While living in a small room at Arch Street, he participated in worship and activities, and he worked hard, painting the church’s downstairs fellowship hall and hallway, the chapel, and parts of a wall mural that artistically depicts the many ways water is used throughout the Bible.

“Being here at the church opened his eyes to what a church ought to be,” said Hynicka in an interview. “He constantly saw people coming through our doors struggling with addiction and hunger and needing a place to stay.” The church operated a winter night shelter for about 30 men, among many other community outreach ministries.

In June Hynicka and Arch Street members also joined Juntos supporters on a four-day “freedom ride,” using a van lent by Thorndale UMC, to visit the federal government’s visa processing center in Vermont, where Flores’ case was pending.

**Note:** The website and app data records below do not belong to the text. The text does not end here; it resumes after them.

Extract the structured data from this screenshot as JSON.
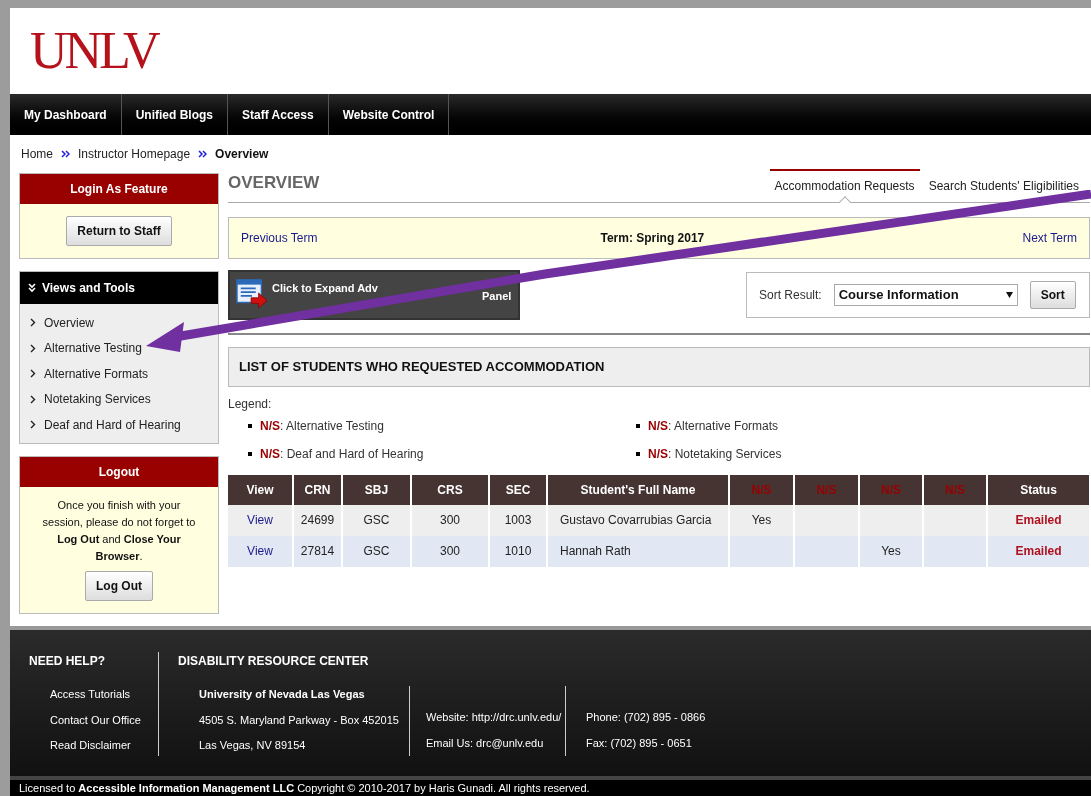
{
  "logo": "UNLV",
  "nav": [
    {
      "label": "My Dashboard"
    },
    {
      "label": "Unified Blogs"
    },
    {
      "label": "Staff Access"
    },
    {
      "label": "Website Control"
    }
  ],
  "breadcrumb": [
    "Home",
    "Instructor Homepage",
    "Overview"
  ],
  "login_as": {
    "title": "Login As Feature",
    "button": "Return to Staff"
  },
  "views_and_tools": {
    "title": "Views and Tools",
    "items": [
      "Overview",
      "Alternative Testing",
      "Alternative Formats",
      "Notetaking Services",
      "Deaf and Hard of Hearing"
    ]
  },
  "logout": {
    "title": "Logout",
    "message": "Once you finish with your session, please do not forget to **Log Out** and **Close Your Browser**.",
    "button": "Log Out"
  },
  "page_title": "OVERVIEW",
  "tabs": [
    {
      "label": "Accommodation Requests",
      "selected": true
    },
    {
      "label": "Search Students' Eligibilities",
      "selected": false
    }
  ],
  "term_bar": {
    "previous": "Previous Term",
    "term": "Term: Spring 2017",
    "next": "Next Term"
  },
  "search_panel_button": [
    "Click to Expand Adv",
    "Panel"
  ],
  "sort": {
    "label": "Sort Result:",
    "value": "Course Information",
    "button": "Sort"
  },
  "list_title": "LIST OF STUDENTS WHO REQUESTED ACCOMMODATION",
  "legend": {
    "title": "Legend:",
    "items": [
      {
        "code": "N/S",
        "text": ": Alternative Testing"
      },
      {
        "code": "N/S",
        "text": ": Alternative Formats"
      },
      {
        "code": "N/S",
        "text": ": Deaf and Hard of Hearing"
      },
      {
        "code": "N/S",
        "text": ": Notetaking Services"
      }
    ]
  },
  "table": {
    "columns": [
      {
        "label": "View",
        "kind": "link"
      },
      {
        "label": "CRN",
        "kind": "plain"
      },
      {
        "label": "SBJ",
        "kind": "plain"
      },
      {
        "label": "CRS",
        "kind": "plain"
      },
      {
        "label": "SEC",
        "kind": "plain"
      },
      {
        "label": "Student's Full Name",
        "kind": "name"
      },
      {
        "label": "N/S",
        "kind": "code"
      },
      {
        "label": "N/S",
        "kind": "code"
      },
      {
        "label": "N/S",
        "kind": "code"
      },
      {
        "label": "N/S",
        "kind": "code"
      },
      {
        "label": "Status",
        "kind": "status"
      }
    ],
    "rows": [
      {
        "cells": [
          "View",
          "24699",
          "GSC",
          "300",
          "1003",
          "Gustavo Covarrubias Garcia",
          "Yes",
          "",
          "",
          "",
          "Emailed"
        ]
      },
      {
        "cells": [
          "View",
          "27814",
          "GSC",
          "300",
          "1010",
          "Hannah Rath",
          "",
          "",
          "Yes",
          "",
          "Emailed"
        ]
      }
    ]
  },
  "footer": {
    "help_title": "NEED HELP?",
    "help_links": [
      "Access Tutorials",
      "Contact Our Office",
      "Read Disclaimer"
    ],
    "center_title": "DISABILITY RESOURCE CENTER",
    "address": [
      "University of Nevada Las Vegas",
      "4505 S. Maryland Parkway - Box 452015",
      "Las Vegas, NV 89154"
    ],
    "web": [
      "Website: http://drc.unlv.edu/",
      "Email Us: drc@unlv.edu"
    ],
    "phone": [
      "Phone: (702) 895 - 0866",
      "Fax: (702) 895 - 0651"
    ],
    "copyright": "Licensed to **Accessible Information Management LLC** Copyright © 2010-2017 by Haris Gunadi. All rights reserved."
  }
}
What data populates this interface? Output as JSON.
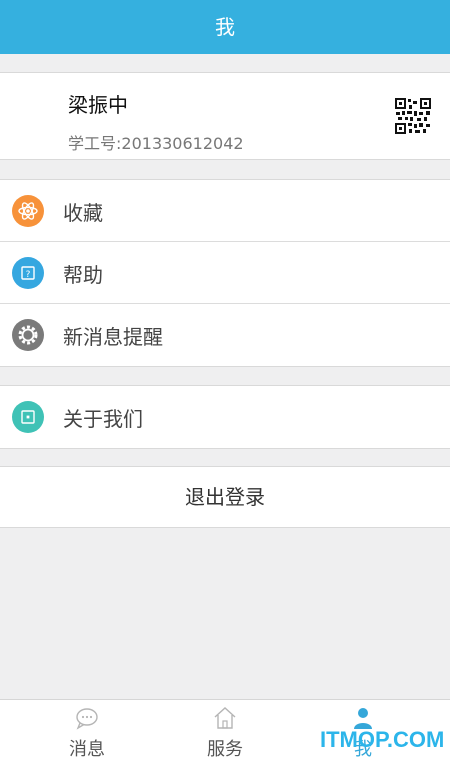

They made stops at other sanctuary-supportive churches in New York and New England and hoped to raise awareness and support that might help persuade U.S. Citizenship and Immigration Services (USCIS) to grant Flores’ pending petition for legal residency. Flores tearfully bid farewell to his wife, Alma Romero, and their children as they joined the trek north on his behalf.

“Whenever we passed by a church steeple, Javier’s 3-years old son, Yael, would shout ‘Mi papa!’,” Hynicka recalled. “He was saying, ‘That’s where my papa is.”

CBS “60 Minutes” producer Michael Rey (left) talks with Javier Flores-García in Flores’ room at the church.

Asked if the advocacy journey may have made a difference, Hynicka said, “I believe all of what we’ve done together in faith has had an impact and led to this outcome.” He even credited  Flores’ family protesting outside a detention center when he was detained there two years ago and also Roman Catholic Pope Francis’ act, during his 2016 visit to Philadelphia, of coming over during a parade to read teenage daughter Adamaris’ sign and bless her.

“This is all a powerful witness to God’s love expressed when people open their hearts and their arms to a courageous brother and his family in need,” Hynicka explained. He expects to stay in touch with the family and offer further help when needed.

“I know a lot of people don’t agree and hate me for what we’ve done. But I feel so fortunate to be in a place where we can do this, where we can see peoples’ lives changed, when they felt they had no hope otherwise.”